Task requirements -
Without changing a single character, write out every record below.

Input for this task -
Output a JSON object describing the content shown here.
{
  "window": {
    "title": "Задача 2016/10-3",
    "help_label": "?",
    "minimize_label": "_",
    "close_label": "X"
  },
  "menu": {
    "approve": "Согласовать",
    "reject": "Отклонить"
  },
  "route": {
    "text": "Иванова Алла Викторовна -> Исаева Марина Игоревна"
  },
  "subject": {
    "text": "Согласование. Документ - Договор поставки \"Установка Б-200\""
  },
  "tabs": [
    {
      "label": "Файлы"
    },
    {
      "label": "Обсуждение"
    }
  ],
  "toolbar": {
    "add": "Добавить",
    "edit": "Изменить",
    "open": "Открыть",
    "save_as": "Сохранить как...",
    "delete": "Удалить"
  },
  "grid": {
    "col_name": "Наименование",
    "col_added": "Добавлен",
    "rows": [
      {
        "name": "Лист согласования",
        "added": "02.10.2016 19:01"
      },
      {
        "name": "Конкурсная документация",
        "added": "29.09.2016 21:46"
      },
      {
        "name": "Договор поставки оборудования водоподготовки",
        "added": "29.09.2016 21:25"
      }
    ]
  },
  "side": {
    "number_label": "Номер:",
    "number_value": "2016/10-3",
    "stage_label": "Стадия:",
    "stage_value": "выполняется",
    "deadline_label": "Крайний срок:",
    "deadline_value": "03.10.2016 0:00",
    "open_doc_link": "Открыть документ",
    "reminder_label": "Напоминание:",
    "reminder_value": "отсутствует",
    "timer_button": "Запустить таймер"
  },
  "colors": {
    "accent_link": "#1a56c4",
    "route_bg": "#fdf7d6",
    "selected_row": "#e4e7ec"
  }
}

Answer to this exercise -
Output a JSON object describing the content shown here.
{
  "window": {
    "title": "Задача 2016/10-3",
    "help_label": "?",
    "minimize_label": "_",
    "close_label": "X"
  },
  "menu": {
    "approve": "Согласовать",
    "reject": "Отклонить"
  },
  "route": {
    "text": "Иванова Алла Викторовна -> Исаева Марина Игоревна"
  },
  "subject": {
    "text": "Согласование. Документ - Договор поставки \"Установка Б-200\""
  },
  "tabs": [
    {
      "label": "Файлы"
    },
    {
      "label": "Обсуждение"
    }
  ],
  "toolbar": {
    "add": "Добавить",
    "edit": "Изменить",
    "open": "Открыть",
    "save_as": "Сохранить как...",
    "delete": "Удалить"
  },
  "grid": {
    "col_name": "Наименование",
    "col_added": "Добавлен",
    "rows": [
      {
        "name": "Лист согласования",
        "added": "02.10.2016 19:01"
      },
      {
        "name": "Конкурсная документация",
        "added": "29.09.2016 21:46"
      },
      {
        "name": "Договор поставки оборудования водоподготовки",
        "added": "29.09.2016 21:25"
      }
    ]
  },
  "side": {
    "number_label": "Номер:",
    "number_value": "2016/10-3",
    "stage_label": "Стадия:",
    "stage_value": "выполняется",
    "deadline_label": "Крайний срок:",
    "deadline_value": "03.10.2016 0:00",
    "open_doc_link": "Открыть документ",
    "reminder_label": "Напоминание:",
    "reminder_value": "отсутствует",
    "timer_button": "Запустить таймер"
  },
  "colors": {
    "accent_link": "#1a56c4",
    "route_bg": "#fdf7d6",
    "selected_row": "#e4e7ec"
  }
}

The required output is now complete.